The next thing you know, we'll find out he never even really had cancer. Short of that, it beats me what new revelation anyone would need to confirm the verdict Chicago Tribune sportswriter Phil Hersh delivered recently on CNN: "You can push Marion Jones and Barry Bonds and Roger Clemens and Rosie Ruiz aside. Lance Armstrong is the greatest fraud in the history of sports."

NOLA Contendere

Treme's viewers may be dwindling in its third season, but this New Orleans resident still finds more than enough to like in a show that keeps finding new ways to love its milieu.

(AP Photo/Joe Giblin)

Take it from me that being a New Orleanian hasn't been all beer nuts and candy this autumn. On October 1, despite screeches of futile outrage from us peons and crustier protests by civic leaders that ended in Burghers of Calais-style woebegoneness, the Times-Picayune shrank on schedule to three editions per week, leading one wag to dub the reduced version the Times-Methadone and forcing many to the back-alley indignity of resorting to the Baton Rouge Advocate for their old-school daily fix. Our vaunted (and reviled) football team is 1-4 going into its bye week, making the huzzahs for Drew Brees's ongoing string of broken records sound increasingly like, well, broken records.

Adding insult to injury, nobody outside the city limits likes Treme anymore. That's an exaggeration, of course. But in some pop-cult wheelhouses, the mere continued existence of David Simon's NOLA-set drama has become cause for derision. Seduced away by Mad Men and Breaking Bad's trashier appeal—kidding, kidding, and yet not—the Emmys haven't been kind, with just two nominations for Treme's first season and bupkus from then on. Since the 2010 premiere, viewership has dwindled by roughly half, settling in at some 500,000 diehards: pretty piss-poor numbers, even by cable standards. Forgive me if it sometimes feels as if around 250,000 of them live within a 10-mile radius of me.

B Is for Bad Moderator

(AP Photo/Matt Sayles, File)
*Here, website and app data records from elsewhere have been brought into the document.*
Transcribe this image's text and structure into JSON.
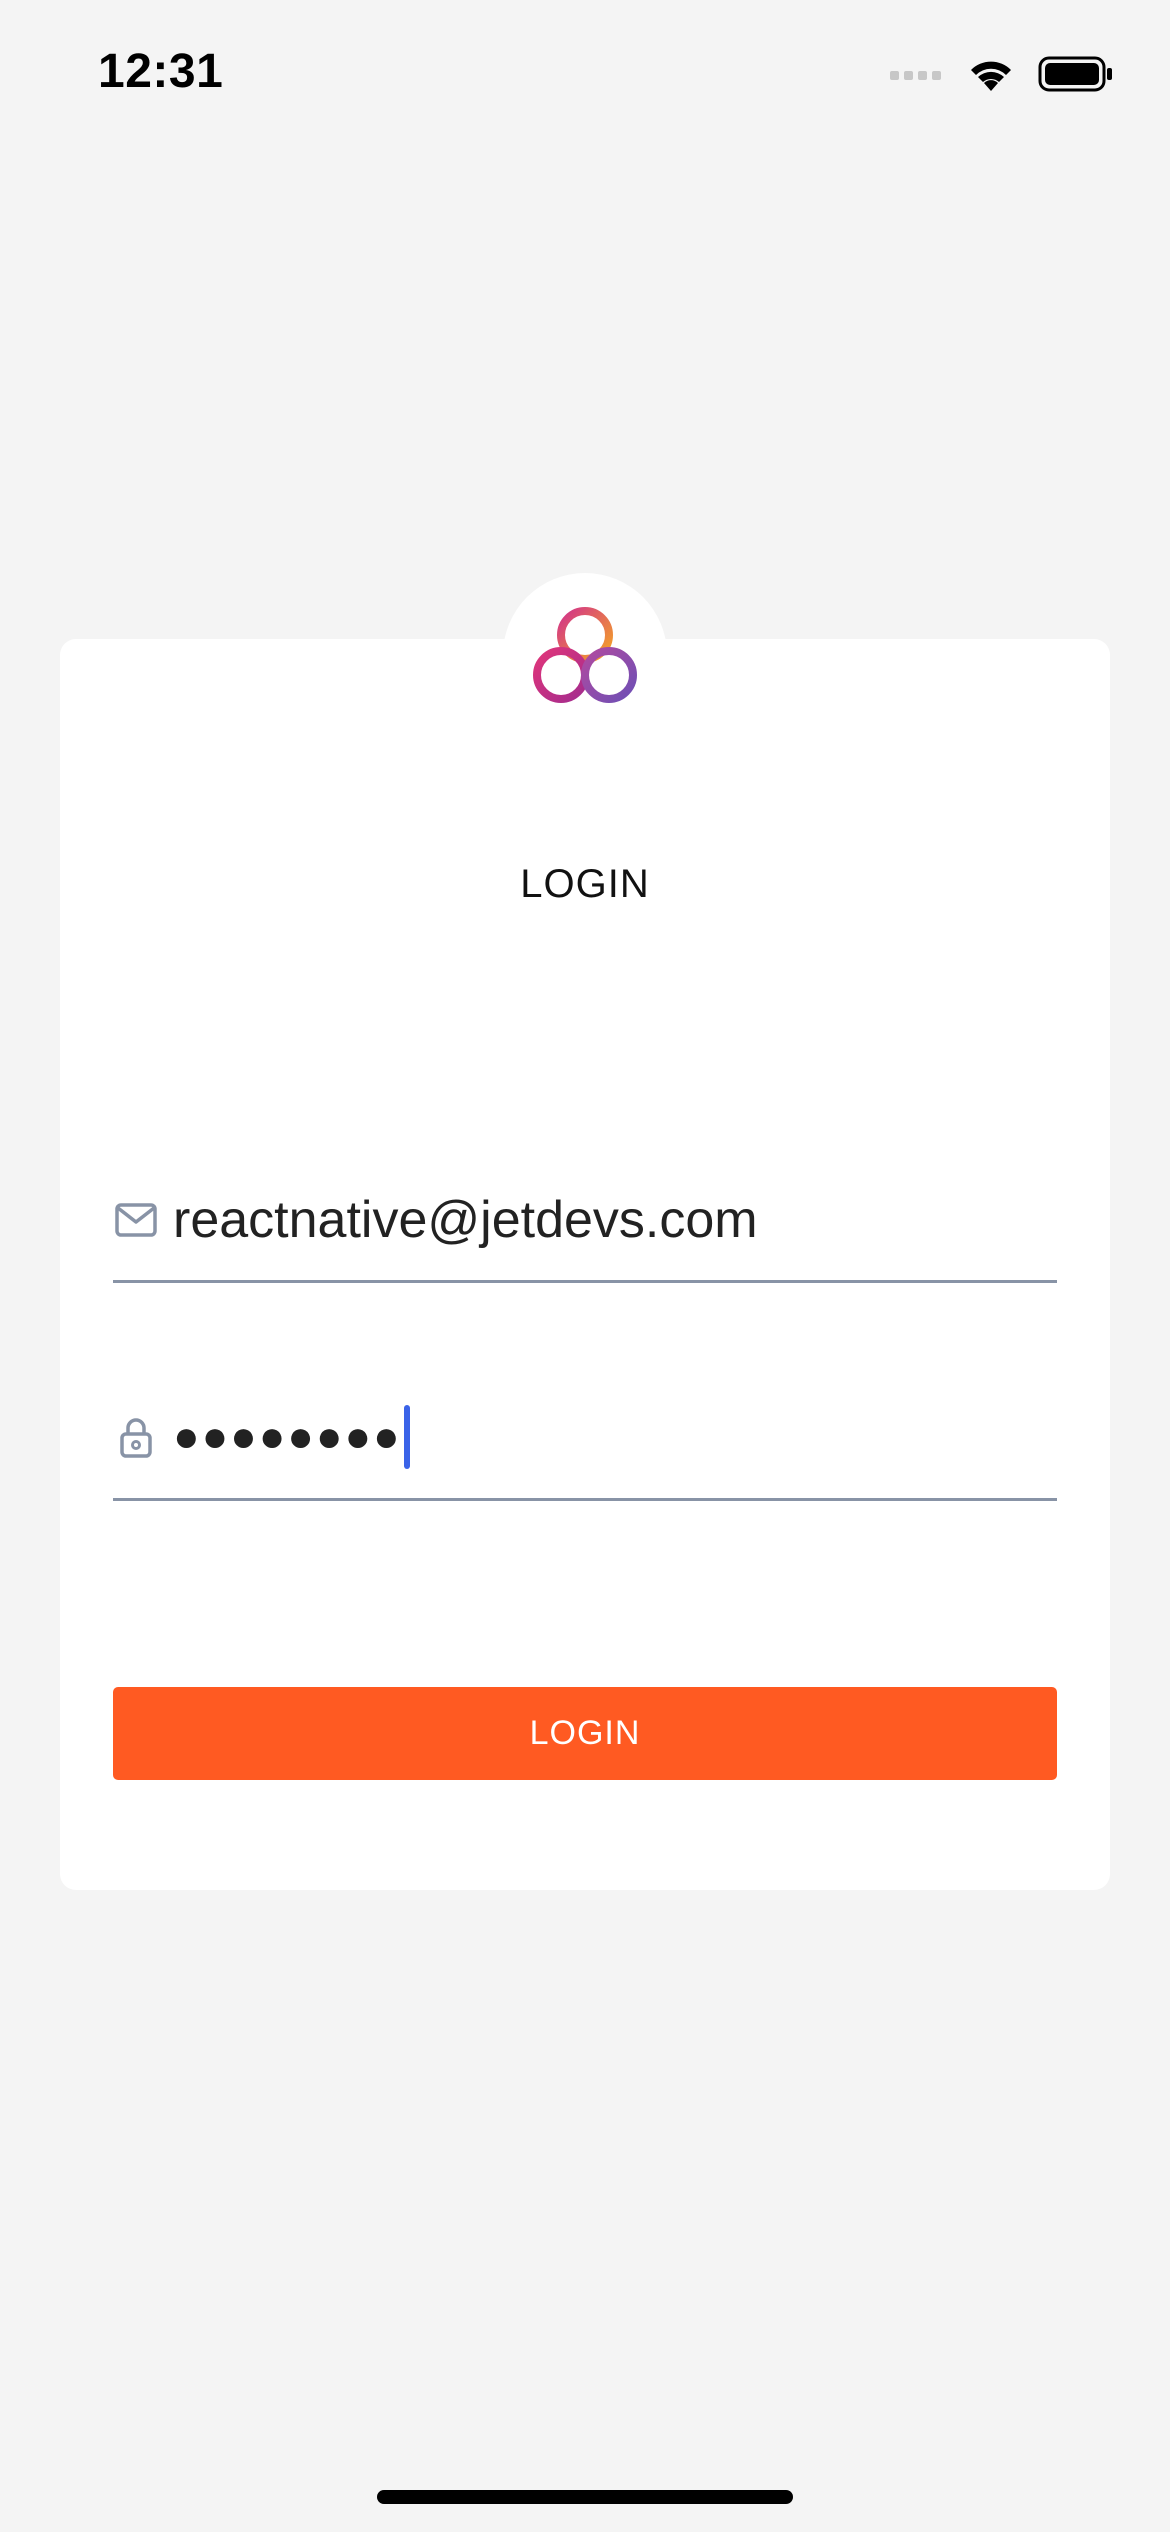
{
  "status_bar": {
    "time": "12:31",
    "icons": [
      "cellular-signal-icon",
      "wifi-icon",
      "battery-icon"
    ]
  },
  "logo": {
    "icon": "interlocked-rings-logo",
    "colors": [
      "#c23a8c",
      "#f5a623",
      "#7e4fb0"
    ]
  },
  "login_card": {
    "title": "LOGIN",
    "email_field": {
      "icon": "mail-icon",
      "value": "reactnative@jetdevs.com"
    },
    "password_field": {
      "icon": "lock-icon",
      "value": "●●●●●●●●"
    },
    "submit_label": "LOGIN"
  },
  "colors": {
    "background": "#f4f4f4",
    "card": "#ffffff",
    "accent_button": "#ff5a22",
    "caret": "#3a63e8",
    "underline": "#8893a6"
  }
}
All spinning aside—and if I read the term "rope-a-dope" one more time, I may lose it—Wednesday's debate was a bummer for Obama's partisans and a lift for Mitt Romney's. But let's not slight the night's one great contribution to American unity. Who among us can forget the thrill of realizing we were all fed up with Jim Lehrer? From blue, red, and even purple throats alike, a roar of "Put a sock in it, you dweeb" rang through the land.

When the Fringe Shapes the Center

During the AIDS crisis, ACT UP's radicalism forced more mainstream gay-rights groups to step up their game.

(AP Photo/Tim Clary, File)

Starting with my inability to believe Mitch McConnell isn't one of Disney's talking teapots gone rogue, there are plenty of good reasons I don't and shouldn't run the zoo. But if I did, How To Survive A Plague would be mandatory viewing for Occupy Wall Streeters. First-time director David France's new documentary about the 1987-'93 glory years of ACT UP—aka AIDS Coalition To Unleash Power, in case you've forgotten—is a wrenching remembrance of a gay holocaust that's already dimmer than it should be in our memory. The movie is also an exhilarating portrait of human beings discovering what they're capable of in a crisis.  But above all, it's the story of how a never too numerous band of obstreperous activists successfully changed public policy.

On that count, France may gild the lily somewhat. Left out is the groundwork laid from 1982 on by the pioneer AIDS lobby, Gay Men's Health Crisis—co-founded by playwright and veteran thorn in complacency's side Larry Kramer, who moved on to  help birth ACT UP once the GMHC proved too apolitical for him.  The omission slights how ACT UP's radical bent ended up repositioning other pressure groups as the mainstream version of AIDS-era gay activism, an invaluable lesson in how defining the fringe can help redefine the center.